Thought of making history appeals to Fermanagh manager Rory Gallagher
RORY Gallagher says that the appeal of taking the Fermanagh job was heightened by the prospect of being the first man ever to guide them to an Ulster title.
Sunday’s clash with his former Donegal charges will be only the Erne county’s sixth ever appearance in a provincial final, with their last coming in 2008 when they lost to Armagh after a replay.
Fermanagh will head to Clones as an unfancied underdog, but having already disposed of title favourites Monaghan in the semi-final, Gallagher feels the squad at his disposal is of the right age profile to get across the line.
“It [the fact that they’ve never won Ulster] probably makes the appeal of doing the job at the start even better.
“Coming out of Donegal, having been involved seven years non-stop. You’re looking forward to a wee bit of a break. I’d still count myself as fairly young, saying, ‘Look, I’ll go back and look at that in maybe four or five years’ time. Look at a few different coaching methods, learn a bit more.
“Then the opportunity came up and you look at the players I felt they had.
“I said to myself, “If I’m going to do this, maybe now is the time because in two or three years’ time the team will have broken up.’ I felt they were at a good age.
“They weren’t dependent on any 18, 19 or 20-year-olds. They weren’t too old. There were very few Ryan [McCluskeys], the oldest by a mile. Eoin [Donnelly] might be the next oldest at 30 years of age. So I felt the age profile was very good.”
McCluskey is the longest serving player in inter-county football and his hopes of being involved in the decider and winning that elusive Ulster medal have been given a boost after his proposed suspension was thrown out.
He had been hit with an eight-week ban after being sent to the stands against Monaghan while operating as a water carrier, but having been togged out and listed at number 26 in the squad on the day, the ban was never likely to stick.
McCluskey and Eamon Maguire, who rejoined the panel this season after a long absence, are the only two players remaining that played in the 2008 deciders.

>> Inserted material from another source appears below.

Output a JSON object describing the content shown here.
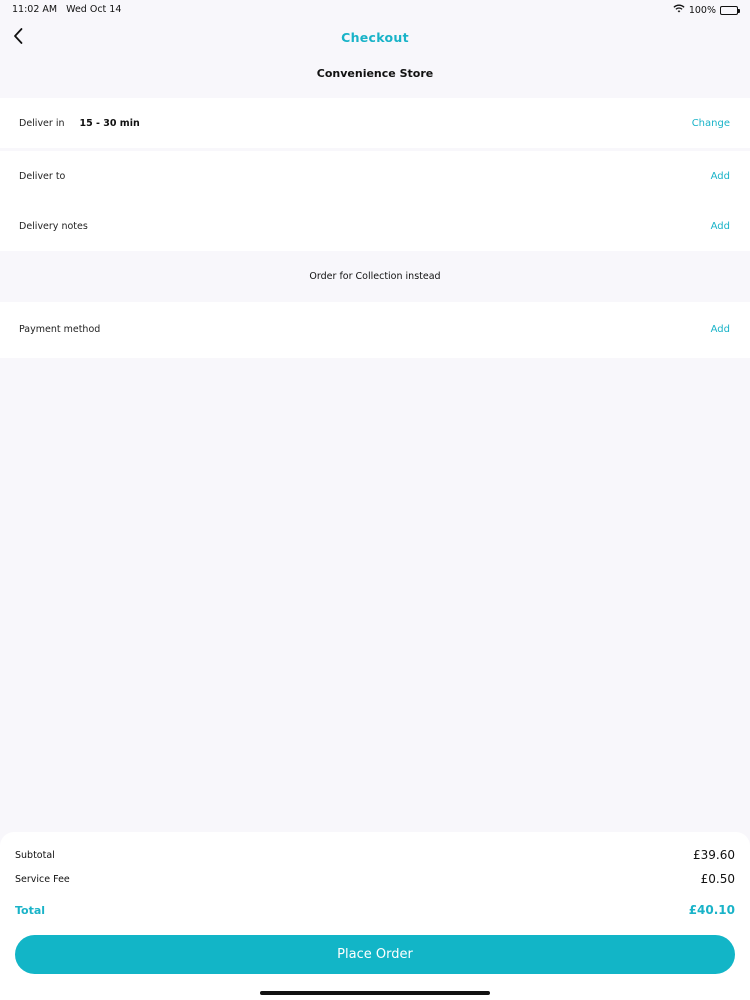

“Football’s funny. I stopped playing for Fermanagh in 2010 and got involved with Donegal, and I didn’t give Fermanagh a second thought." - Rory Gallagher on moving on from Donegal and why the window for success with Fermanagh is short